Bell County has used a unit road system since the 1940s, he said. Hill County tried a unit road system a few years back after voters got the measure on the ballot, but the move eventually failed and the county returned to a precinct-based system, he said.
Snell said a unit road system could mean consolidating precinct equipment barns that are currently spread throughout the county, but others said equipment storage would be a primary consideration in working out details of the move.
“I just have 25 percent of the county and I have three places we store equipment,” Snell said.
He said as he organizes work, the crews tend to start on one side of his precinct and work in a direction together across because the larger equipment is so difficult to move over long distances.
“Then you’re going to have one engineer try to assemble and assimilate the information that he’s getting from all the constituents in all four precincts, and I just don’t see that happening,” Snell said. “The engineers we have now don’t do anything on the road and bridge part much.
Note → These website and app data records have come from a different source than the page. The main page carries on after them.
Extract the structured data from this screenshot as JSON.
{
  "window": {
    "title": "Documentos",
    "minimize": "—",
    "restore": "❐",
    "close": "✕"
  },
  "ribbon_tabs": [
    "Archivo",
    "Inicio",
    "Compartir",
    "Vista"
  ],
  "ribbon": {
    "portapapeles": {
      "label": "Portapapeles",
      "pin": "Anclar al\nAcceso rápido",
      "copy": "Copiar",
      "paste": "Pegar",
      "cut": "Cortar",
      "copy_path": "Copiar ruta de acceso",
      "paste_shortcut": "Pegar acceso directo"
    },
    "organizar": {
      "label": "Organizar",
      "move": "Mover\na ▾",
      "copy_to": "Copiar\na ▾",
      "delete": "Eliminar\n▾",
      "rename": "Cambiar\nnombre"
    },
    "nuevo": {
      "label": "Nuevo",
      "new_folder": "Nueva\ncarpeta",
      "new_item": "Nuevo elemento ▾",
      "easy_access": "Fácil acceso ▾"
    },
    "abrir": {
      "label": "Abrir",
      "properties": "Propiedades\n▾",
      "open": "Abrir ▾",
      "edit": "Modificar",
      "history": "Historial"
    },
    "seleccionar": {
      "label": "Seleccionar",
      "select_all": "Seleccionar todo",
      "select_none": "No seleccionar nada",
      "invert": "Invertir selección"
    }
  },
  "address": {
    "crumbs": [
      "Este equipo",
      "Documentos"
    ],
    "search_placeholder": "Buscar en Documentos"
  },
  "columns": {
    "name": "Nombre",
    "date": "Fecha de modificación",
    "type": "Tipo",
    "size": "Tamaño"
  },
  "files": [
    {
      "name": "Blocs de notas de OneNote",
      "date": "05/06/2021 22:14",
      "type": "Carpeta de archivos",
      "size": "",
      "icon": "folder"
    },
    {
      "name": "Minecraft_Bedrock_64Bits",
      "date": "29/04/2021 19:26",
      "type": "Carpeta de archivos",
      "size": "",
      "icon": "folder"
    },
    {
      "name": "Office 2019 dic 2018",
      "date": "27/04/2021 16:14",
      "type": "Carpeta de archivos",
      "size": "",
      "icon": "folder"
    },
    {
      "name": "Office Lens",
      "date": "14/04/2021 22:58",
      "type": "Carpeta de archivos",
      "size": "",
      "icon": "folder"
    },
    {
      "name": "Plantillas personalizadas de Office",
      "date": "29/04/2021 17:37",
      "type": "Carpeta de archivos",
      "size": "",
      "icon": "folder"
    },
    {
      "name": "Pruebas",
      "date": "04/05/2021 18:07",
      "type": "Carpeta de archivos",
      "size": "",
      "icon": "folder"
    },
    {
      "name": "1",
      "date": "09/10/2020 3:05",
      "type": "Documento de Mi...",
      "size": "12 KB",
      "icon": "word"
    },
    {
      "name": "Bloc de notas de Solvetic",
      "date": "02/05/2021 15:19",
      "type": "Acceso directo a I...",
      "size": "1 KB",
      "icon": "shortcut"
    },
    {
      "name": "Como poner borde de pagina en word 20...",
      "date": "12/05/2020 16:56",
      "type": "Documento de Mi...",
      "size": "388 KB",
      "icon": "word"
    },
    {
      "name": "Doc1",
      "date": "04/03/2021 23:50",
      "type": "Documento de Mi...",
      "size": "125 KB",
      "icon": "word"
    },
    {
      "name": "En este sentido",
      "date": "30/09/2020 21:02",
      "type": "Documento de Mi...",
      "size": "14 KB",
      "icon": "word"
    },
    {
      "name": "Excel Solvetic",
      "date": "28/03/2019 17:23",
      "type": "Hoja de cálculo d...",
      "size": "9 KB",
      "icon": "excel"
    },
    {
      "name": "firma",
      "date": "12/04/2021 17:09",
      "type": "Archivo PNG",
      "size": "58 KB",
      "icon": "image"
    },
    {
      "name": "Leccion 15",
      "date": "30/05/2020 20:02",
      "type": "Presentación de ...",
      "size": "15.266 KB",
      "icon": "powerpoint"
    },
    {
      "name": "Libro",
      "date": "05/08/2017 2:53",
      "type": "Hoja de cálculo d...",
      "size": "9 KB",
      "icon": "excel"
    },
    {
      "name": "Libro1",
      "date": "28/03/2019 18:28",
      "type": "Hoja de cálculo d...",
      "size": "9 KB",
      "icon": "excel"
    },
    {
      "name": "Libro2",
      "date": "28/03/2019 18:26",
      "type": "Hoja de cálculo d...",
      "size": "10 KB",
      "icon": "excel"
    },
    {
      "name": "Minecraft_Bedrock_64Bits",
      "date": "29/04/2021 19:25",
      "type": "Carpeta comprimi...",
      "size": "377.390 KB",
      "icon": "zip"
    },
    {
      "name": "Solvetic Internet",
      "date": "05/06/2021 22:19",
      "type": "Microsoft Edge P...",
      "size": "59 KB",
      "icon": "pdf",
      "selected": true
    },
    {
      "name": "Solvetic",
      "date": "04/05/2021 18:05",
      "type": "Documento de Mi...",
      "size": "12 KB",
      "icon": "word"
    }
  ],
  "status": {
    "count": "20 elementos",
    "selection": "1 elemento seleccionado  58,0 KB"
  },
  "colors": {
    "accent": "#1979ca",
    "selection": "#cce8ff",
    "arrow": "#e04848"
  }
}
They are working to keep the Heart of Texas coliseum roof from blowing off.”
Moving to a unit road system doesn’t mean loss of precinct barns, Felton said.
The county will still need locations in the more rural areas to store equipment.
Perry said the unit road system has proved to be efficient for many of the 67 Texas counties that use the method, including Coryell and Brazos counties.
“I think the court ought to have the opportunity to look at it and analyze it,” Felton said.
Combining precinct departments “chock-full of talent” could result in better work for the county, Felton said.
“They’re a great team individually, and they might be an even better team combined,” he said.
The court could decide to pursue a unit road system on its own, or residents could start a petition and get the measure on the ballot if enough signatures are collected.